Review: ‘Boyhood’ [SXSW 2014]

Boyhood

Boyhood | Richard Linklater | SXSW 2014

The journey of life is something special. For better or worse, the experiences thrown at us make us who were are. Go ahead, roll your eyes. It’s all one big cliché, but only because it’s true. Our family, the people we meet, the choices we make, they all come together to help shape our lives. We go through plenty of pain and heartbreak, but hopefully when its all said and done, we experience some good as well. All of this is a part of the experience of life.

The master director Richard Linklater successfully captures this idea with his mesmerizing new film Boyhood. Out of the 20 films I caught at SXSW, none left more of an impression on me than Linklater’s moving picture. It’s as ambitious of a film as they come. Filmed over the course of 12 years, the film follows a family as they aged naturally over time. As do the actors that play them. Over the last 12 years he would meet with his set of actors and resume filming each year, capturing the actors as they too got older. We get to follow the boy from age 5 to 18. What this does is show the growth of this family over time, in a devastatingly effective manner that has never been done before.
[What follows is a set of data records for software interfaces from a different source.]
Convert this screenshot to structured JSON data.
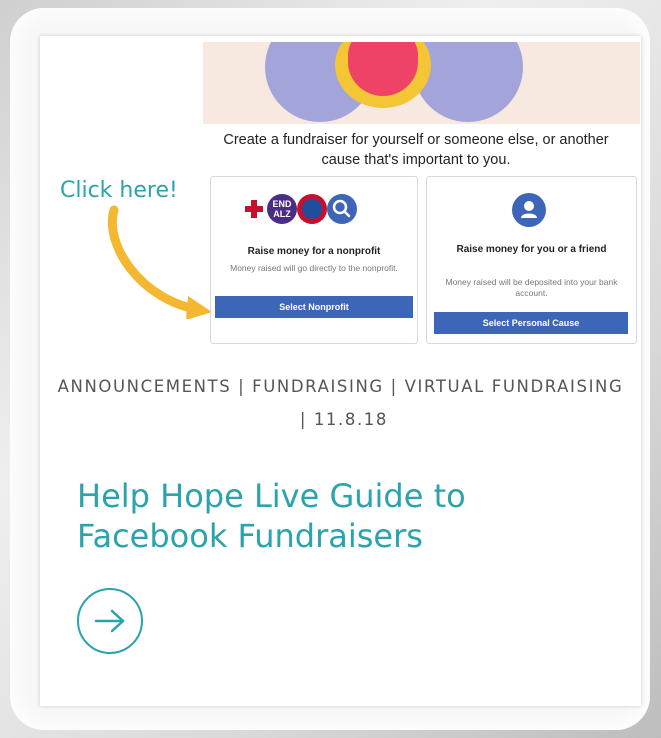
{
  "fundraiser_panel": {
    "intro_text": "Create a fundraiser for yourself or someone else, or another cause that's important to you.",
    "click_hint": "Click here!",
    "nonprofit": {
      "logo_end_alz": "END ALZ",
      "title": "Raise money for a nonprofit",
      "description": "Money raised will go directly to the nonprofit.",
      "button_label": "Select Nonprofit"
    },
    "personal": {
      "title": "Raise money for you or a friend",
      "description": "Money raised will be deposited into your bank account.",
      "button_label": "Select Personal Cause"
    }
  },
  "post": {
    "categories": [
      "ANNOUNCEMENTS",
      "FUNDRAISING",
      "VIRTUAL FUNDRAISING"
    ],
    "separator": " | ",
    "date": "11.8.18",
    "title": "Help Hope Live Guide to Facebook Fundraisers",
    "read_more_icon": "arrow-right-circle-icon"
  },
  "colors": {
    "accent_teal": "#2aa3ad",
    "facebook_blue": "#3d66b8",
    "arrow_yellow": "#f3b82f"
  }
}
The first shot of the film is of young Mason, played by (then) child actor Ellar Coltrane. We see Mason as a young 1st grader, coming home to his family consisting of his mother Olivia (Patricia Arquette) and slightly older sister Samantha (Richard’s daughter, Lorelei Linklater). There’s also his father Mason Sr. (Ethan Hawke), who isn’t around much as he is separated from Olivia and is constantly changing jobs.

On the surface, there really is no “plot”. What you do have is this family, who you watch go through the trials and tribulations of life. Olivia runs through bad men like a buffet, throwing Mason and Samantha’s life into a constant sea of unsteadiness. We see Mason Sr. try to salvage the relationship with his children, just as he himself begins to settle down again with a new family. It’s just how life goes.

There’s something poetic and truly beautiful about seeing the characters age naturally throughout the film. Before you know it, Mason is a fully grown teenage boy, experimenting with alcohol and woman. You see his parents get significantly older. Soon enough you’ll see bits and pieces of your own life reflected in this family. Things that happened to you, bad choices you made, it’s scary how true to life it all seems.

By the end of it all, you think of Mason as your own son. You’d seen him as just a little kid, and now he’s a man. When he says goodbye to his mom before leaving for college, it’s a punch in the gut. You get that lumpy feeling again, that same one you had when you yourself had to say goodbye. It all seems so real and familiar.

It was a bold move to rest the film on the shoulders of a child actor at the age of 7. Who knows what you would get when he’s all grown up? Luckily, Ellar Coltrane is absolutely perfect in the role, showing growth and maturity with every bit of aging. Patricia Arquette also hammers home an incredible performance of emotional weight. You can’t help but feel for her. There’s also plenty of moments for Ethan Hawke to shine, we all know how well he works with Linklater after three terrific Before movies.

Of course, credit to Linklater for taking the time to write and direct such a moving feature. It’s an ode to the state of Texas in a way, with almost all of the action contained right there. He captures all the little details to make the 12-year element work, such as playing memorable tunes throughout the times. At the beginning we get early 2000s cuts such as Coldplay’s “Yellow”, The Hives “Hate To Say I Told You So” and Outkast’s “Hey Ya.” Later on we get more recent cuts such as Phoenix’s “1901” and even Daft Punk’s “Get Lucky.” Linklater always has a keen ear for music, and he uses it to his full advantage here. When you think back at all those seminal songs that impacted you throughout your life, you think of the time and place of where you first heard it. This is something Linklater fully understands and uses it to its maximum effect.

I’ve never seen a film quite like Boyhood before. It’s truly an important film, one that should be discussed and studied for many years to come. If not, that’s ok too. I’m just thankful to have been able to see it and let it take me over for nearly 3 hours (I didn’t notice the length at all).

I’ll happily admit I shed a tear or two when it was all said and done. As did many of the fellow patrons that sat around me. I was awestruck by how beautifully well done Boyhood was, but judging by the massive standing ovation the film received after its screening, I’m not the only one. Not only was Boyhood the best thing I saw at SXSW, it’s the best film I’ve seen so far this year. It’s early, but I have a feeling it will stick around even come December.

9.5/10